That is a propaganda caricature of human life. It’s not reality. In the U.S.S.R., referring to good proletarians and bad, counterrevolutionary enemies of the people, it was a political tool for coercive collectivism. Its purpose was demonization – building accusations into the naming conventions – and it wasn’t about accuracy at all. It was about political power.
I emphatically do not accuse Mr. Bernstein of having Stalin’s political goals in view. But we can’t afford to ignore the extent to which our public dialogue now takes place in Stalinist, demonizing terms. Those terms will destroy us if we keep accepting them as the currency of our discourse. Built-in accusation creates communication that is doomed from the start.
Stalin had to slaughter and incarcerate millions of people to enforce his brand of public discourse. We in the West have begun enforcing that same brand on ourselves without being under mortal threat, apparently through long decades of conditioning. Unless we are happy to face a fate worse than death, we’ve got to stop it in its tracks.
It was only 40 years ago that hardly anyone in America would have wanted to talk like this, as if straying from a dialogue conducted in insane caricatures meant going over the cliff at the end of the world.
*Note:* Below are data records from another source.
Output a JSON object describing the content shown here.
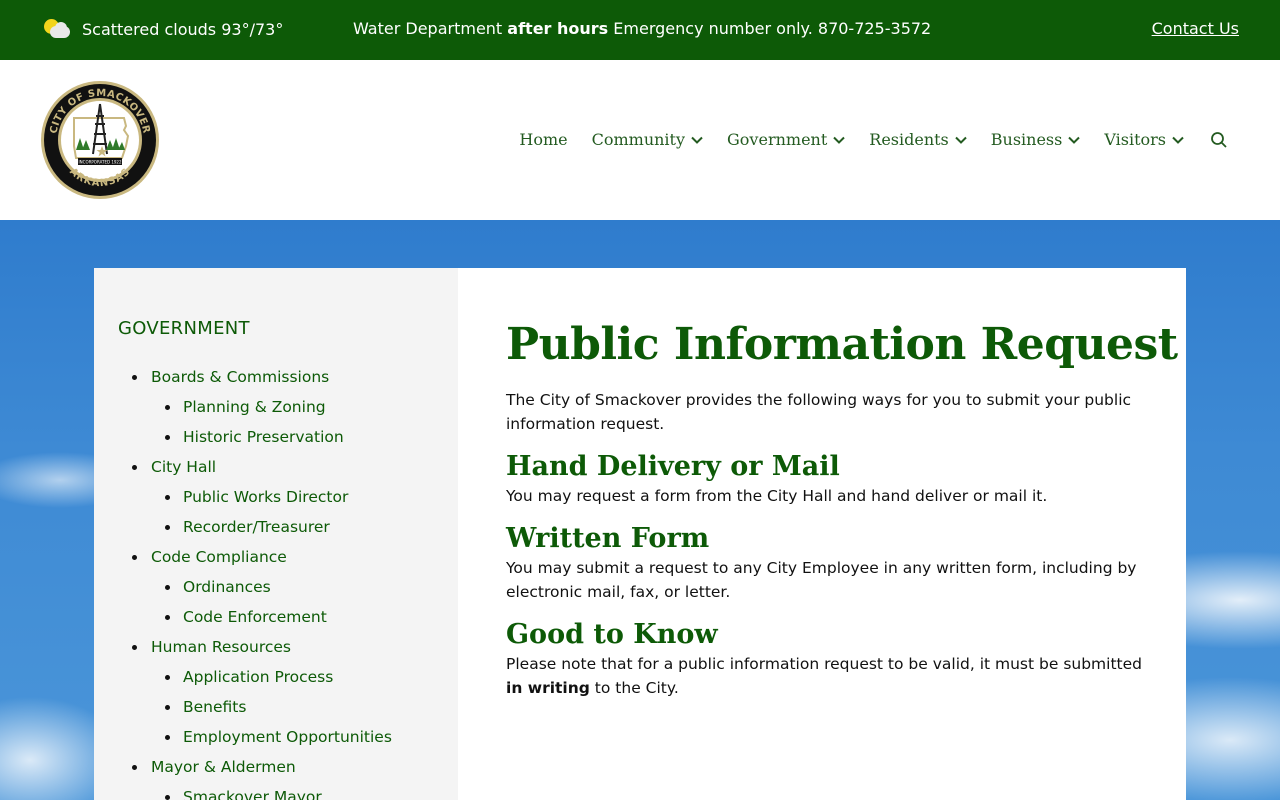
{
  "topbar": {
    "weather_text": "Scattered clouds 93°/73°",
    "weather_icon": "partly-cloudy-icon",
    "alert_part1": "Water Department ",
    "alert_bold": "after hours",
    "alert_part2": " Emergency number only. 870-725-3572",
    "contact_label": "Contact Us",
    "bg_color": "#0d5a07"
  },
  "logo": {
    "top_text": "CITY OF SMACKOVER",
    "bottom_text": "ARKANSAS",
    "banner_text": "INCORPORATED 1922"
  },
  "nav": {
    "items": [
      {
        "label": "Home",
        "has_dropdown": false
      },
      {
        "label": "Community",
        "has_dropdown": true
      },
      {
        "label": "Government",
        "has_dropdown": true
      },
      {
        "label": "Residents",
        "has_dropdown": true
      },
      {
        "label": "Business",
        "has_dropdown": true
      },
      {
        "label": "Visitors",
        "has_dropdown": true
      }
    ],
    "search_icon": "search-icon"
  },
  "sidebar": {
    "title": "GOVERNMENT",
    "items": [
      {
        "label": "Boards & Commissions",
        "level": 1
      },
      {
        "label": "Planning & Zoning",
        "level": 2
      },
      {
        "label": "Historic Preservation",
        "level": 2
      },
      {
        "label": "City Hall",
        "level": 1
      },
      {
        "label": "Public Works Director",
        "level": 2
      },
      {
        "label": "Recorder/Treasurer",
        "level": 2
      },
      {
        "label": "Code Compliance",
        "level": 1
      },
      {
        "label": "Ordinances",
        "level": 2
      },
      {
        "label": "Code Enforcement",
        "level": 2
      },
      {
        "label": "Human Resources",
        "level": 1
      },
      {
        "label": "Application Process",
        "level": 2
      },
      {
        "label": "Benefits",
        "level": 2
      },
      {
        "label": "Employment Opportunities",
        "level": 2
      },
      {
        "label": "Mayor & Aldermen",
        "level": 1
      },
      {
        "label": "Smackover Mayor",
        "level": 2
      }
    ]
  },
  "main": {
    "title": "Public Information Request",
    "intro": "The City of Smackover provides the following ways for you to submit your public information request.",
    "sections": [
      {
        "heading": "Hand Delivery or Mail",
        "text": "You may request a form from the City Hall and hand deliver or mail it."
      },
      {
        "heading": "Written Form",
        "text": "You may submit a request to any City Employee in any written form, including by electronic mail, fax, or letter."
      },
      {
        "heading": "Good to Know",
        "text_before": "Please note that for a public information request to be valid, it must be submitted ",
        "text_bold": "in writing",
        "text_after": " to the City."
      }
    ]
  },
  "colors": {
    "brand_green": "#0d5a07",
    "nav_green": "#245b21",
    "sidebar_bg": "#f4f4f4"
  }
}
It’s worth pondering that this is the outcome of “political correctness.” What gets enforced is not moderation and reason but insanity.
I submit that both conservatives and libertarians of 40 or 50 years ago would have seen clearly that it was necessary to be able to talk about nationhood and nationalism, and about abortion activism and its ramifications for federal office-holders, without thoughts on these subjects being branded in totemic terms. Those pundits would have vigorously defended openly airing ideas, rather than throwing in epistemic closers in the forms of politically correct caricature.
Yet now we have conservatives and libertarians seemingly comfortable with the branding, or perhaps wary of talking outside of it. That’s a problem.